Linux beginners probably encounter problems like this: feel confused and puzzled facing multifarious tutorial books. Considering the quality level of books and the limited energy of individual, we all hope to be able to pick out the best ones. While, most often, we just got the opposite of what we want, or got half the results with twice the effort. Fortunately, The Linux Command Line (TLCL for short) came out. By reading it, we can go less detours and master more key knowledge.
The TCP/IP Guide is a complete and detailed guide about TCP/IP protocol, called an encyclopedia type of classic work in the TCP/IP field. It has clear hierarchy and structure, accompanied with a large number of illustrations and tables to aid into its verbal expression, as well as a lot of notes, key points, etc., has extremely strong readability.
As the most widely used static disassembly tool, IDA Pro holds an important place in the IT field, but documentations about it have been few or imperfect and not in-depth enough for a very long time. The IDA Pro Book came out with help of the founder of IDA, which perfectly made up for the defects. For now, it can be regarded as the best (most accurate and comprehensive) unofficial guide for the world's most popular disassembler IDA.

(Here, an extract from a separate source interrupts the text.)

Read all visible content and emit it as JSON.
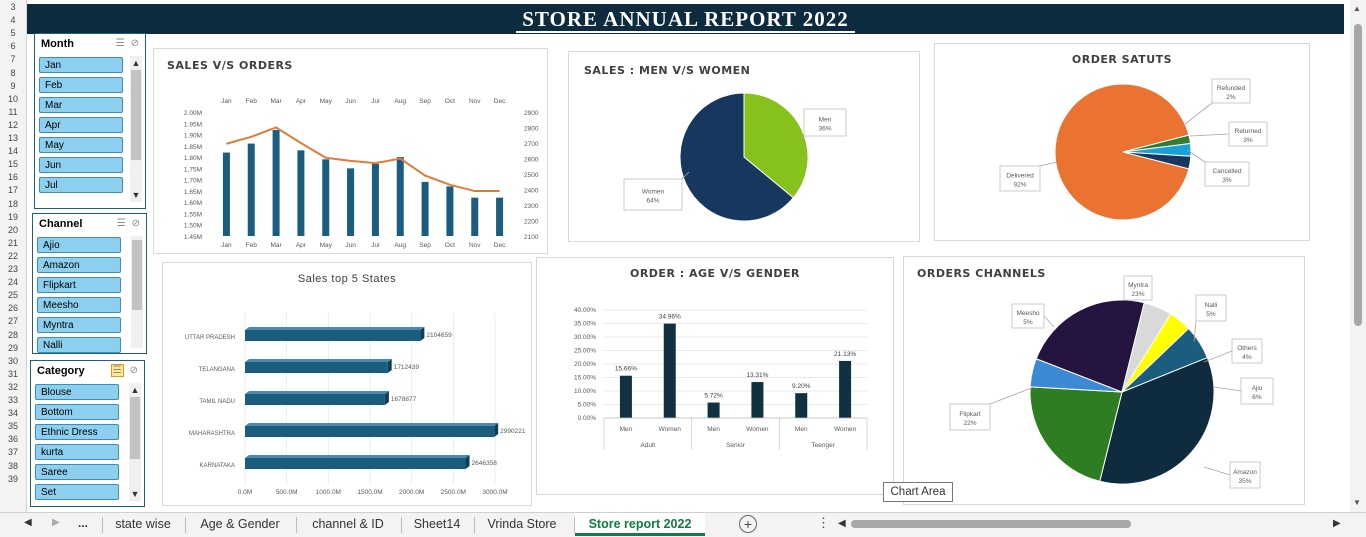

In my opinion, I just can't stand any program or web app designed complexly (5000 lines of code should be the ceiling - not the more functions the better). So it is difficult to accept that object-oriented theory makes simple problems systematic, templated or even complicated (please don't mind my stubborn). But, overall, good things inevitably are good without a doubt in a certain period.